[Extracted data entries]

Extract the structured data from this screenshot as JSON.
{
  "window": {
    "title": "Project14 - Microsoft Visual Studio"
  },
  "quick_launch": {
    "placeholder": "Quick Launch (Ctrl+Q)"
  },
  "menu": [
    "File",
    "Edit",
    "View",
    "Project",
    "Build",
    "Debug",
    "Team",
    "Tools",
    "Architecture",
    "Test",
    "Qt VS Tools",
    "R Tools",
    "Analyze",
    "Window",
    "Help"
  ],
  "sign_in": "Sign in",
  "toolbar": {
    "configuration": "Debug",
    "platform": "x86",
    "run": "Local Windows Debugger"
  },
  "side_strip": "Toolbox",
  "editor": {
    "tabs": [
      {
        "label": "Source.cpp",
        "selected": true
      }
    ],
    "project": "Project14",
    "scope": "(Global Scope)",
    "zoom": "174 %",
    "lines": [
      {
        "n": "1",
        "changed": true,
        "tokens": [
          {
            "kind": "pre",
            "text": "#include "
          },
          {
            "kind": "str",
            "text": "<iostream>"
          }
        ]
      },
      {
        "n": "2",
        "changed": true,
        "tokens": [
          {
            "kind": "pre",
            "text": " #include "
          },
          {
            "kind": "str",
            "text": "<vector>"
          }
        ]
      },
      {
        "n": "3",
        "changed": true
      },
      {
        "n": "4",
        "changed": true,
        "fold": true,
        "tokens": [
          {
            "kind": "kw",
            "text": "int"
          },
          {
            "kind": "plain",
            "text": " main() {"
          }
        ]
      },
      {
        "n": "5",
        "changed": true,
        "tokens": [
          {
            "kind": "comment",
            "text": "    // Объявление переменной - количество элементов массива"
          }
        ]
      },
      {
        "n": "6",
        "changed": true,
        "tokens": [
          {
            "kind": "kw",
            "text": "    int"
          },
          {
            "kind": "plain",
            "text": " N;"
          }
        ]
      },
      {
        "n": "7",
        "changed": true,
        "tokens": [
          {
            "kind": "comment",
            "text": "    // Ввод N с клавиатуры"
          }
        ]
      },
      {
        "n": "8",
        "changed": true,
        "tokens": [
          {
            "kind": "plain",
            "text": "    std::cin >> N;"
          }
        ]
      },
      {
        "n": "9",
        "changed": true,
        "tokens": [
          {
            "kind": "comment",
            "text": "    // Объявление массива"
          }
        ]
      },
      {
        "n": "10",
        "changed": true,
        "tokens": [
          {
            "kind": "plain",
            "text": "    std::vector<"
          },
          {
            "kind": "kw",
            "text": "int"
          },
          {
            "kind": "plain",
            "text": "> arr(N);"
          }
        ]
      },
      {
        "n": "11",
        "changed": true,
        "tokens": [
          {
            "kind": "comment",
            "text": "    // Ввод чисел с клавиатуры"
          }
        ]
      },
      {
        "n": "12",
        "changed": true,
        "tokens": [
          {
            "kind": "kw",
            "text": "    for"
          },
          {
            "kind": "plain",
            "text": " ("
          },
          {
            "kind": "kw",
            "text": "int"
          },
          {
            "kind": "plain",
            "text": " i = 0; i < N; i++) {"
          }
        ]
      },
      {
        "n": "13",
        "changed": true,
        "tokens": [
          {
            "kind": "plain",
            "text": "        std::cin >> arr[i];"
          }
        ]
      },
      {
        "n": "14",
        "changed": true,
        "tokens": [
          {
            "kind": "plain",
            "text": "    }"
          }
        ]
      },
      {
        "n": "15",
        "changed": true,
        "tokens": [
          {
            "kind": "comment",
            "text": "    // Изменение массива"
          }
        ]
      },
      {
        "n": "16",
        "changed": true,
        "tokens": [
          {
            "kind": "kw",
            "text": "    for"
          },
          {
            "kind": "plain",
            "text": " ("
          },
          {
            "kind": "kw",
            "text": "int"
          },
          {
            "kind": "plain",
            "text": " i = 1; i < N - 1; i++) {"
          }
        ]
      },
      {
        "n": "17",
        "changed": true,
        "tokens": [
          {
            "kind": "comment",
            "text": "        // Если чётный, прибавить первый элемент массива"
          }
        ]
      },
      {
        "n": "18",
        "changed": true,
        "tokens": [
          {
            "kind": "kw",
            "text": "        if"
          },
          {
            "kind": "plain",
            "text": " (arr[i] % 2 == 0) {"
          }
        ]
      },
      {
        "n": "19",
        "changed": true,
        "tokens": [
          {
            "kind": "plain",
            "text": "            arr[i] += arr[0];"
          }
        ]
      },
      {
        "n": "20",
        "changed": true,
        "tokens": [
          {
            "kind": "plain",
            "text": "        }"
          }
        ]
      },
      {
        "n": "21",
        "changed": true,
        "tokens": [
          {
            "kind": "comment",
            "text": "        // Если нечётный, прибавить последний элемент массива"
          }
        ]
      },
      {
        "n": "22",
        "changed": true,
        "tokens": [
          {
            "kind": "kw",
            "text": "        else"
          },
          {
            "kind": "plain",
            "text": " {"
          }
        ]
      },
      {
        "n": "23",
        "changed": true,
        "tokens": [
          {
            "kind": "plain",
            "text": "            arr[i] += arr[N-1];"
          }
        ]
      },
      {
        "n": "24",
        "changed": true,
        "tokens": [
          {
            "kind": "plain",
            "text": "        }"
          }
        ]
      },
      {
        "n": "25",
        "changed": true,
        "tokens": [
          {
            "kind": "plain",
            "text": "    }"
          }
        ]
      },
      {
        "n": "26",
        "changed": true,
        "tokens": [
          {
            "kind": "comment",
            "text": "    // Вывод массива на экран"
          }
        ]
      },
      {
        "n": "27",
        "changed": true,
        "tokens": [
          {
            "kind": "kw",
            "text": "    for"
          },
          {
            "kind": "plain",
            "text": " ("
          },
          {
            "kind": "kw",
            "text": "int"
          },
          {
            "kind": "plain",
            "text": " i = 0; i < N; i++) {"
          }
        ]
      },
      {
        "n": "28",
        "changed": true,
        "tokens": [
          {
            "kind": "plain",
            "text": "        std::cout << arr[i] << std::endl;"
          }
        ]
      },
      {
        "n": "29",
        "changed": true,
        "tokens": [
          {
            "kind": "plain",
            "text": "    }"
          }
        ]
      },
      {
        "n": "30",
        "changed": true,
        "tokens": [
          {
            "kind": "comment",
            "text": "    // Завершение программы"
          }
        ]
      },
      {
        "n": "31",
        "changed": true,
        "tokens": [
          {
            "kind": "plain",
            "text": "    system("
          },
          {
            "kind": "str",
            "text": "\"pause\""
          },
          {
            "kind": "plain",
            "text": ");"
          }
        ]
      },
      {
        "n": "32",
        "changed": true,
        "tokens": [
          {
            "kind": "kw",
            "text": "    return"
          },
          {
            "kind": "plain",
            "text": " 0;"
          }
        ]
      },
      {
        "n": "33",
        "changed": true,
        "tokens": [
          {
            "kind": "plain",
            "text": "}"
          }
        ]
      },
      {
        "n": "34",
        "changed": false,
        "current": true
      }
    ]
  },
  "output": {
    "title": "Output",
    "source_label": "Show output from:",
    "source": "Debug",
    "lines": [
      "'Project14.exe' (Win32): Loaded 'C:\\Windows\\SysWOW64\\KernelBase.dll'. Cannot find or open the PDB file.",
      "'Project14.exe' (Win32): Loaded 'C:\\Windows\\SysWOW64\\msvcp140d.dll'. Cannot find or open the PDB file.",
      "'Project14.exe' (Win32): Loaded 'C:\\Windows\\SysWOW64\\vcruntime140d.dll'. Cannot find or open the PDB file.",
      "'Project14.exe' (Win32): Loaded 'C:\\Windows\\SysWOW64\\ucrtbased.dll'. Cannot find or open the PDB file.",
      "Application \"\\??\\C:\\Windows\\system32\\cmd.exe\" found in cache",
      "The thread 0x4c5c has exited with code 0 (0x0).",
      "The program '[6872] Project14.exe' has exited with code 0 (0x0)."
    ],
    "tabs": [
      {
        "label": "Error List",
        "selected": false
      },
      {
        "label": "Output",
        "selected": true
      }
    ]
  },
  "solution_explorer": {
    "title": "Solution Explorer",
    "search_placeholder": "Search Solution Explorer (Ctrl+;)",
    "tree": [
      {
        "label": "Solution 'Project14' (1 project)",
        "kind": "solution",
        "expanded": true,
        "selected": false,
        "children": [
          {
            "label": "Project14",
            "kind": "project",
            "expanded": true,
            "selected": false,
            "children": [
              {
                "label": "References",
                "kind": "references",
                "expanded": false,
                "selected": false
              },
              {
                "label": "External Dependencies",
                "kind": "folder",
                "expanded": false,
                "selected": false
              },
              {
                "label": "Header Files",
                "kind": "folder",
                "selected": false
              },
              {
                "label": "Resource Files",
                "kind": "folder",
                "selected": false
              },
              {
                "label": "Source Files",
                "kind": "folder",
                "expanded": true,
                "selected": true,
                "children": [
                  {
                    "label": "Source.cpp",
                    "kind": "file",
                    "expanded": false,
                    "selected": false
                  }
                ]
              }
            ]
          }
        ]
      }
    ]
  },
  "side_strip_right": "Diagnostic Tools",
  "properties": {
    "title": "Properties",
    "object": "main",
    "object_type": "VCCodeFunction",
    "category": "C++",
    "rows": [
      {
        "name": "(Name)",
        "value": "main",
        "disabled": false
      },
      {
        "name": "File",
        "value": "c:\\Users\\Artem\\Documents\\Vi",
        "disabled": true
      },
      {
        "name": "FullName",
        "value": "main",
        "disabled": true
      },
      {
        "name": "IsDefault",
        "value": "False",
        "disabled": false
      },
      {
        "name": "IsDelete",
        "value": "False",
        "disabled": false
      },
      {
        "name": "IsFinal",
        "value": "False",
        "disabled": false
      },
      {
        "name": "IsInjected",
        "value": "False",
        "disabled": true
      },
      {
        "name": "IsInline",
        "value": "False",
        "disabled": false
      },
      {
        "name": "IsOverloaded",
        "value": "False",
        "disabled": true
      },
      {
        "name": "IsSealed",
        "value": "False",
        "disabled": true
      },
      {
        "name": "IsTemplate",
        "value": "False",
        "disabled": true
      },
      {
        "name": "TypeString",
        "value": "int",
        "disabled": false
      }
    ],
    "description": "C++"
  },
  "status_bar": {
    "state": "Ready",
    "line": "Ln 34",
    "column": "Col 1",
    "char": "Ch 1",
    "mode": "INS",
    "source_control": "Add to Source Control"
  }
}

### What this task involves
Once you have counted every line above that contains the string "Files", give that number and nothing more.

### Exercise result
3